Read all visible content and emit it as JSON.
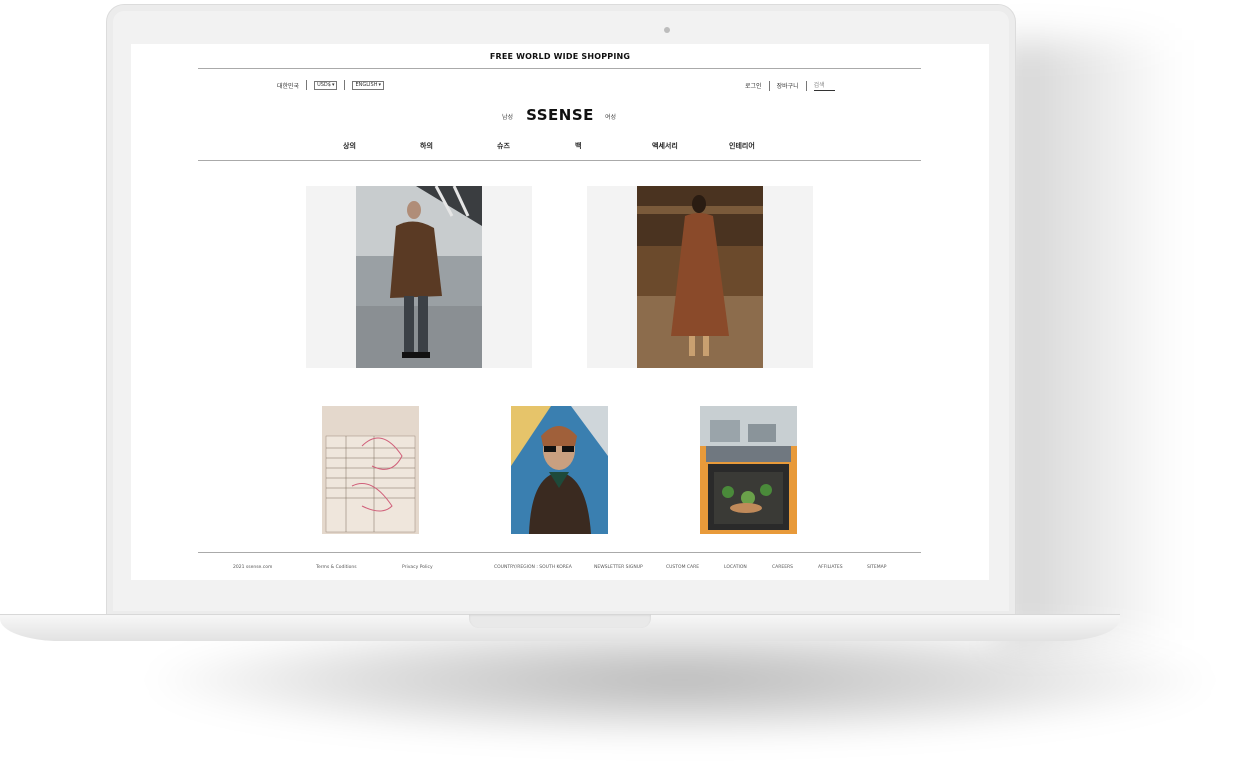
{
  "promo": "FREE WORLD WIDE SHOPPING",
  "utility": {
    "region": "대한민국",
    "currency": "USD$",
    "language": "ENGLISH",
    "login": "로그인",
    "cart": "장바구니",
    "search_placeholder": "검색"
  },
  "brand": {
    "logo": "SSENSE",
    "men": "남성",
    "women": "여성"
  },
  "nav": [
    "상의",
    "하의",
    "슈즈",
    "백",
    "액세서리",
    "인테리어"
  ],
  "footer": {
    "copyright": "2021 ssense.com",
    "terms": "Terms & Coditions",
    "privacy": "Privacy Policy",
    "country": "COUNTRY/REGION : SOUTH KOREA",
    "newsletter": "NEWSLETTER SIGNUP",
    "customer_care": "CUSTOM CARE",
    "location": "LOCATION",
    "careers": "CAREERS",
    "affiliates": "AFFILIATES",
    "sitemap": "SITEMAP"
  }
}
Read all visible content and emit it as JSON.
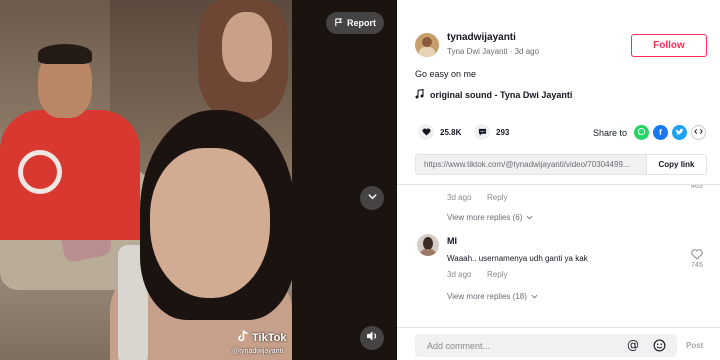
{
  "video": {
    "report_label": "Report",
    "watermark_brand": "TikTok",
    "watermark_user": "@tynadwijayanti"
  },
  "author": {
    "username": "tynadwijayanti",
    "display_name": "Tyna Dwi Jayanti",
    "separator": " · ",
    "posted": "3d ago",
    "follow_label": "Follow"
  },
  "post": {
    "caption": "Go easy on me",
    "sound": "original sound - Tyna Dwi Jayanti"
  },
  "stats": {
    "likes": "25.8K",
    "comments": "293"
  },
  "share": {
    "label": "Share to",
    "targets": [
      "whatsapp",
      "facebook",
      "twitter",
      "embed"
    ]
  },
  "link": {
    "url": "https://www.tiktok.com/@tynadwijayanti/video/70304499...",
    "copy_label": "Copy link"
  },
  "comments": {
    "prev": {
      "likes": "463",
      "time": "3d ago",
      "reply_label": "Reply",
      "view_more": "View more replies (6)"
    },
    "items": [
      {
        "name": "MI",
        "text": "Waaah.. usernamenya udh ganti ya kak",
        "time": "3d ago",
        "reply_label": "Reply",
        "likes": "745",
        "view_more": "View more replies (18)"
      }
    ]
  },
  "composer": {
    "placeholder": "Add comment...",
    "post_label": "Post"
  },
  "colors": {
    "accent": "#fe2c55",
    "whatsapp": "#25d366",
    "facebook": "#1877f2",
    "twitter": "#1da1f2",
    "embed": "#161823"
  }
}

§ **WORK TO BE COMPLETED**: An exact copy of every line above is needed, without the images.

§ **YOUR RESPONSE**:
Read all visible content and emit it as JSON.
{
  "promo": "FREE WORLD WIDE SHOPPING",
  "utility": {
    "region": "대한민국",
    "currency": "USD$",
    "language": "ENGLISH",
    "login": "로그인",
    "cart": "장바구니",
    "search_placeholder": "검색"
  },
  "brand": {
    "logo": "SSENSE",
    "men": "남성",
    "women": "여성"
  },
  "nav": [
    "상의",
    "하의",
    "슈즈",
    "백",
    "액세서리",
    "인테리어"
  ],
  "footer": {
    "copyright": "2021 ssense.com",
    "terms": "Terms & Coditions",
    "privacy": "Privacy Policy",
    "country": "COUNTRY/REGION : SOUTH KOREA",
    "newsletter": "NEWSLETTER SIGNUP",
    "customer_care": "CUSTOM CARE",
    "location": "LOCATION",
    "careers": "CAREERS",
    "affiliates": "AFFILIATES",
    "sitemap": "SITEMAP"
  }
}
Read all visible content and emit it as JSON.
{
  "video": {
    "report_label": "Report",
    "watermark_brand": "TikTok",
    "watermark_user": "@tynadwijayanti"
  },
  "author": {
    "username": "tynadwijayanti",
    "display_name": "Tyna Dwi Jayanti",
    "separator": " · ",
    "posted": "3d ago",
    "follow_label": "Follow"
  },
  "post": {
    "caption": "Go easy on me",
    "sound": "original sound - Tyna Dwi Jayanti"
  },
  "stats": {
    "likes": "25.8K",
    "comments": "293"
  },
  "share": {
    "label": "Share to",
    "targets": [
      "whatsapp",
      "facebook",
      "twitter",
      "embed"
    ]
  },
  "link": {
    "url": "https://www.tiktok.com/@tynadwijayanti/video/70304499...",
    "copy_label": "Copy link"
  },
  "comments": {
    "prev": {
      "likes": "463",
      "time": "3d ago",
      "reply_label": "Reply",
      "view_more": "View more replies (6)"
    },
    "items": [
      {
        "name": "MI",
        "text": "Waaah.. usernamenya udh ganti ya kak",
        "time": "3d ago",
        "reply_label": "Reply",
        "likes": "745",
        "view_more": "View more replies (18)"
      }
    ]
  },
  "composer": {
    "placeholder": "Add comment...",
    "post_label": "Post"
  },
  "colors": {
    "accent": "#fe2c55",
    "whatsapp": "#25d366",
    "facebook": "#1877f2",
    "twitter": "#1da1f2",
    "embed": "#161823"
  }
}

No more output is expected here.